§ Source information
━━━━
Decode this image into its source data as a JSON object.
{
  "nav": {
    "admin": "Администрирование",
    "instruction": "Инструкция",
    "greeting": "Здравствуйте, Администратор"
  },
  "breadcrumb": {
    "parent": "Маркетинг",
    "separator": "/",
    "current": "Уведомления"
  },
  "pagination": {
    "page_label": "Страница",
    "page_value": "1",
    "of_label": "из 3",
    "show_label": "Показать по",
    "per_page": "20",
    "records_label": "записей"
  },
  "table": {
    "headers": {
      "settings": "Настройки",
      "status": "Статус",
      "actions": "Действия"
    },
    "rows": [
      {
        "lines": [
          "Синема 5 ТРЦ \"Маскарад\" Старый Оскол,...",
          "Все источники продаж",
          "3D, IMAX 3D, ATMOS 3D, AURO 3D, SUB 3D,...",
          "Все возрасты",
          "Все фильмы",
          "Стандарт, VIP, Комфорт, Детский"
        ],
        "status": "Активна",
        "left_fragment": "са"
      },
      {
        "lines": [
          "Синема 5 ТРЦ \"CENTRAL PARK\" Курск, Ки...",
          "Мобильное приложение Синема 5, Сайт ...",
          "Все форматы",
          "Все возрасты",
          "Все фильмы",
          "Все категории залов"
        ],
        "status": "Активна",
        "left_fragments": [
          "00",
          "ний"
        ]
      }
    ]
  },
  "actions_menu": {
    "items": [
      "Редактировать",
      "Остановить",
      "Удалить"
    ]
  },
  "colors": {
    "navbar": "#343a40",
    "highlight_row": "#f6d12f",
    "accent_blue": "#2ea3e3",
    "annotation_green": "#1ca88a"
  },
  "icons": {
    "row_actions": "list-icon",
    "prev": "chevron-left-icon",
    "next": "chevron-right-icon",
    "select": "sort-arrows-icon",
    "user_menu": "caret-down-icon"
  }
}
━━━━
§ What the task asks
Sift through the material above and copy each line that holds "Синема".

§ Task response
          "Синема 5 ТРЦ \"Маскарад\" Старый Оскол,...",
          "Синема 5 ТРЦ \"CENTRAL PARK\" Курск, Ки...",
          "Мобильное приложение Синема 5, Сайт ...",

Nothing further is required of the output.